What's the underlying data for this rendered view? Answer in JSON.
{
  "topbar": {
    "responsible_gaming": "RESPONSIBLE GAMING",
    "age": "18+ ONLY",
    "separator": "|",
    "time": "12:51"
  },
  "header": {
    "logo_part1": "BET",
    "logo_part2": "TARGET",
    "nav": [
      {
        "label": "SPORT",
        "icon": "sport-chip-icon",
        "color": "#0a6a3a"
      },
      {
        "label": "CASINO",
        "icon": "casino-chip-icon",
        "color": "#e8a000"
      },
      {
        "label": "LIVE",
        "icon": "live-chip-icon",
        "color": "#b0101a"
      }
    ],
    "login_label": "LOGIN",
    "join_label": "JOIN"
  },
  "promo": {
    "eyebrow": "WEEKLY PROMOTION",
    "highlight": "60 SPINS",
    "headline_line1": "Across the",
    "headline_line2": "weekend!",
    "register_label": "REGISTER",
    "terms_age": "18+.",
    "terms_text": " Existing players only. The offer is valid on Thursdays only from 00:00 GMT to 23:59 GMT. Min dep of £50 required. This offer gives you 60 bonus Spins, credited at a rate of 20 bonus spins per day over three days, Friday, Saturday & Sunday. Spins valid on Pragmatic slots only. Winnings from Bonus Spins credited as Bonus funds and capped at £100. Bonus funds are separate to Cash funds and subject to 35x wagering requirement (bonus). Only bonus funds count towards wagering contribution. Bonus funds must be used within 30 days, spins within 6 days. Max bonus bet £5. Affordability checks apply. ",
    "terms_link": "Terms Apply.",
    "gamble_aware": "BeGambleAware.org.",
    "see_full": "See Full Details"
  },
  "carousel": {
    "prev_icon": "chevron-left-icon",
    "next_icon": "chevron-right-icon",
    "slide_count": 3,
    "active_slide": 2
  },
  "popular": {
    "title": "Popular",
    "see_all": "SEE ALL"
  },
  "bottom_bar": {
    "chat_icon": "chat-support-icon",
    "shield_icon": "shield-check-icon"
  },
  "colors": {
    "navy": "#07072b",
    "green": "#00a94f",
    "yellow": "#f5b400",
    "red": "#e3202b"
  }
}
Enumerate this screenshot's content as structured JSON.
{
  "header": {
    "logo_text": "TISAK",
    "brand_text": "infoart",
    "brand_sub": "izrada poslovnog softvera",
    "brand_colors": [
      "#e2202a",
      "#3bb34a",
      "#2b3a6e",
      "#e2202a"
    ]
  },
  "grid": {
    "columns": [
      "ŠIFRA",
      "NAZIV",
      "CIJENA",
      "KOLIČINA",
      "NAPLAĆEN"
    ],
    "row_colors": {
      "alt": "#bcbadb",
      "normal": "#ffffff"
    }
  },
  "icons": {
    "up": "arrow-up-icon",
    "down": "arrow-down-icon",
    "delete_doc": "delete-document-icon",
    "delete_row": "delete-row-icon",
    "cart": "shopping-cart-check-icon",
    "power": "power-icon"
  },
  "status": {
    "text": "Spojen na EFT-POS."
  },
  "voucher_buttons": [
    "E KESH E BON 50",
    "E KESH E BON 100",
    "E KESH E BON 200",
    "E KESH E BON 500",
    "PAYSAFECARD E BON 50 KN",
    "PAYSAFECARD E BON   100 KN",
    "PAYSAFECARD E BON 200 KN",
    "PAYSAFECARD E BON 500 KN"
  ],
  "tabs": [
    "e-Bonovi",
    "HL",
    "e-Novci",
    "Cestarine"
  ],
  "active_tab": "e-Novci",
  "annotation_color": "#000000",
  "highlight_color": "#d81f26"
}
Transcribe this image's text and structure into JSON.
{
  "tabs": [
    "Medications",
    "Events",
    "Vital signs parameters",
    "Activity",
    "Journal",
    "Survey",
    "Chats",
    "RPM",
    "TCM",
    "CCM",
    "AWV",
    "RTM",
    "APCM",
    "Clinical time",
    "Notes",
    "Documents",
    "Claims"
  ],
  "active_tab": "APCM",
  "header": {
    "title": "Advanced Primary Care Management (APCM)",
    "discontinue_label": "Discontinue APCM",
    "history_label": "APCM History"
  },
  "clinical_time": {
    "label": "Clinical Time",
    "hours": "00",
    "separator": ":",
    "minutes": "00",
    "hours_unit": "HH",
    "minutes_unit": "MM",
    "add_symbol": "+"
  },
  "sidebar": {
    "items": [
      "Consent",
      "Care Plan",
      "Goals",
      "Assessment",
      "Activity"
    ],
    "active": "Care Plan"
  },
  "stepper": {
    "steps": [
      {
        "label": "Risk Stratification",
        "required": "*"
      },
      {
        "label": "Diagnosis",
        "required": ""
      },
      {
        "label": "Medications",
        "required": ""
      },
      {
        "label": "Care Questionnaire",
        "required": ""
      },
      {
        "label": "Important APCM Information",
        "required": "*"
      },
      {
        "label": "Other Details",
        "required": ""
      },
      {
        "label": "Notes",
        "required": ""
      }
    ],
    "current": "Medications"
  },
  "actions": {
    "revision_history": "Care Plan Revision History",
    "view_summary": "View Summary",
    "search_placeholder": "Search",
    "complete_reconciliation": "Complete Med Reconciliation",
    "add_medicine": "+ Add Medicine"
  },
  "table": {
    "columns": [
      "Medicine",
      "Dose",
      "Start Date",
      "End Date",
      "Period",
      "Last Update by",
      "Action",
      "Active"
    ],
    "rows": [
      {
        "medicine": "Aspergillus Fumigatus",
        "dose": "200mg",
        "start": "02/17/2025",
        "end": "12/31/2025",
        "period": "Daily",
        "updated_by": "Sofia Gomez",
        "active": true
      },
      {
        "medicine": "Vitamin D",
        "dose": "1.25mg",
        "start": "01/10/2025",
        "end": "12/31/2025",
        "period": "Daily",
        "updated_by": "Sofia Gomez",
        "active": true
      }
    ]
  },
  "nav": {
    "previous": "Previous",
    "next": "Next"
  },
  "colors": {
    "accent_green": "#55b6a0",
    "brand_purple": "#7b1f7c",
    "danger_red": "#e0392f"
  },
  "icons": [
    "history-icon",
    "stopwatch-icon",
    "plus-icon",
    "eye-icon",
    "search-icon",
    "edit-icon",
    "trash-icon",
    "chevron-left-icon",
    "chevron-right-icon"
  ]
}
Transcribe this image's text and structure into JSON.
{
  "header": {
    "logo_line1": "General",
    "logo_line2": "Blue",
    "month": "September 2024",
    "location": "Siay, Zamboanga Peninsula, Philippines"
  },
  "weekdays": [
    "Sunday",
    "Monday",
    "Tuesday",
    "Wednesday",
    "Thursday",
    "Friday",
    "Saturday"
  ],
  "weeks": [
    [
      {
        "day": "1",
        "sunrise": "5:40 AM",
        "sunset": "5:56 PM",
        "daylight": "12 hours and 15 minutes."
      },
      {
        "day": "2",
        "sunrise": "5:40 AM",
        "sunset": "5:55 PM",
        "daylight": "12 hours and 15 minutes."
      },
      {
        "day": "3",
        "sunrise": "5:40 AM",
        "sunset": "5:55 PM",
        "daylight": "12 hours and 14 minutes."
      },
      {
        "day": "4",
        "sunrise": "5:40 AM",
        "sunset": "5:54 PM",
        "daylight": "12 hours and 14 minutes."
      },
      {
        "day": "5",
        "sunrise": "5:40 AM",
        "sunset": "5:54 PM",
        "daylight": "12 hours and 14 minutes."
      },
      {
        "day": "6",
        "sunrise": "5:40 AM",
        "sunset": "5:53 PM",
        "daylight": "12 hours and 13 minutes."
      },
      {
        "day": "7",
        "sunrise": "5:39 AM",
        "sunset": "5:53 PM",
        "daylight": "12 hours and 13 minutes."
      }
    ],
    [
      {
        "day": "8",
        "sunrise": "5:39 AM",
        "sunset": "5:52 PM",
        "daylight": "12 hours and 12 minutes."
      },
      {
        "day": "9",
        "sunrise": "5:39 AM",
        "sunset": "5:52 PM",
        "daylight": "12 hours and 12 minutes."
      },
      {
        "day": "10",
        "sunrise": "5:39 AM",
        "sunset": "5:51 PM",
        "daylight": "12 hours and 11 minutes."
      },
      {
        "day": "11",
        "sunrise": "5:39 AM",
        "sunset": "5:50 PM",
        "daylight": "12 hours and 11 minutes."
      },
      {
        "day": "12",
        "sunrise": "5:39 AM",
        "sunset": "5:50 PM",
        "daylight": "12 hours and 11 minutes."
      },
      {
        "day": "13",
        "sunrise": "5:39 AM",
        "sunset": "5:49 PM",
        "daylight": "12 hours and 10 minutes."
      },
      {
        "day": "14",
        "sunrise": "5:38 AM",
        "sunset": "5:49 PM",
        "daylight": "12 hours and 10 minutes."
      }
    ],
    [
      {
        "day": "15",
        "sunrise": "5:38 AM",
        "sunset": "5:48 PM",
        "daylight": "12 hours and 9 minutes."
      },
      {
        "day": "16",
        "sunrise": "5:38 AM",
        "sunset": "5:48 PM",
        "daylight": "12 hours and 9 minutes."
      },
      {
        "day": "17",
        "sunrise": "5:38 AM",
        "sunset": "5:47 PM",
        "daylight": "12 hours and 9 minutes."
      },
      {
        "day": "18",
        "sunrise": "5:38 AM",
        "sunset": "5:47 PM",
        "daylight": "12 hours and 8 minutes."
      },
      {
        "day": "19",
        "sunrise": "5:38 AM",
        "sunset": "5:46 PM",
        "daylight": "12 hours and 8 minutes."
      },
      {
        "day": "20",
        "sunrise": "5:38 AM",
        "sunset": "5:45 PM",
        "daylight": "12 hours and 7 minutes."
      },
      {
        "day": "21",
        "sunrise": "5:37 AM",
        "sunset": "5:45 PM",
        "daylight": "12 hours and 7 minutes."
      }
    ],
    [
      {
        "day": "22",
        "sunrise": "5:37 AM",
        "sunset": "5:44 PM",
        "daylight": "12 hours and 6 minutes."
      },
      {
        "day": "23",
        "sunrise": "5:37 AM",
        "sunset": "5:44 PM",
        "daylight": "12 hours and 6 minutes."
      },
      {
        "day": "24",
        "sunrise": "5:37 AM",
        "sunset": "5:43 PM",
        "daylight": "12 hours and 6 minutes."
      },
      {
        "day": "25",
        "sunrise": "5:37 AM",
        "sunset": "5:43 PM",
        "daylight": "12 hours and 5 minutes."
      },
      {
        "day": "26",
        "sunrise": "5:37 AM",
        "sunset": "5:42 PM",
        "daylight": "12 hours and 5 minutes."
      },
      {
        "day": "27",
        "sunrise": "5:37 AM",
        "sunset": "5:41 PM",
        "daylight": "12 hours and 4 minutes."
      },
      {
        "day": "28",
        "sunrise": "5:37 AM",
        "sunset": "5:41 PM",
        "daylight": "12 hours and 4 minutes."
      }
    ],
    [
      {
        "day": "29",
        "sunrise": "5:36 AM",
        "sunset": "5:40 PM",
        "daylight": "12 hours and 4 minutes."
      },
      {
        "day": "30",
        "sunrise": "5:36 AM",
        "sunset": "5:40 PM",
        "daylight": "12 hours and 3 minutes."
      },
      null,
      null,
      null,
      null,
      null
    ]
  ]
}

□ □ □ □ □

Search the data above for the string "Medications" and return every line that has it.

Response to the task
    "Medications",
        "label": "Medications",
    "current": "Medications"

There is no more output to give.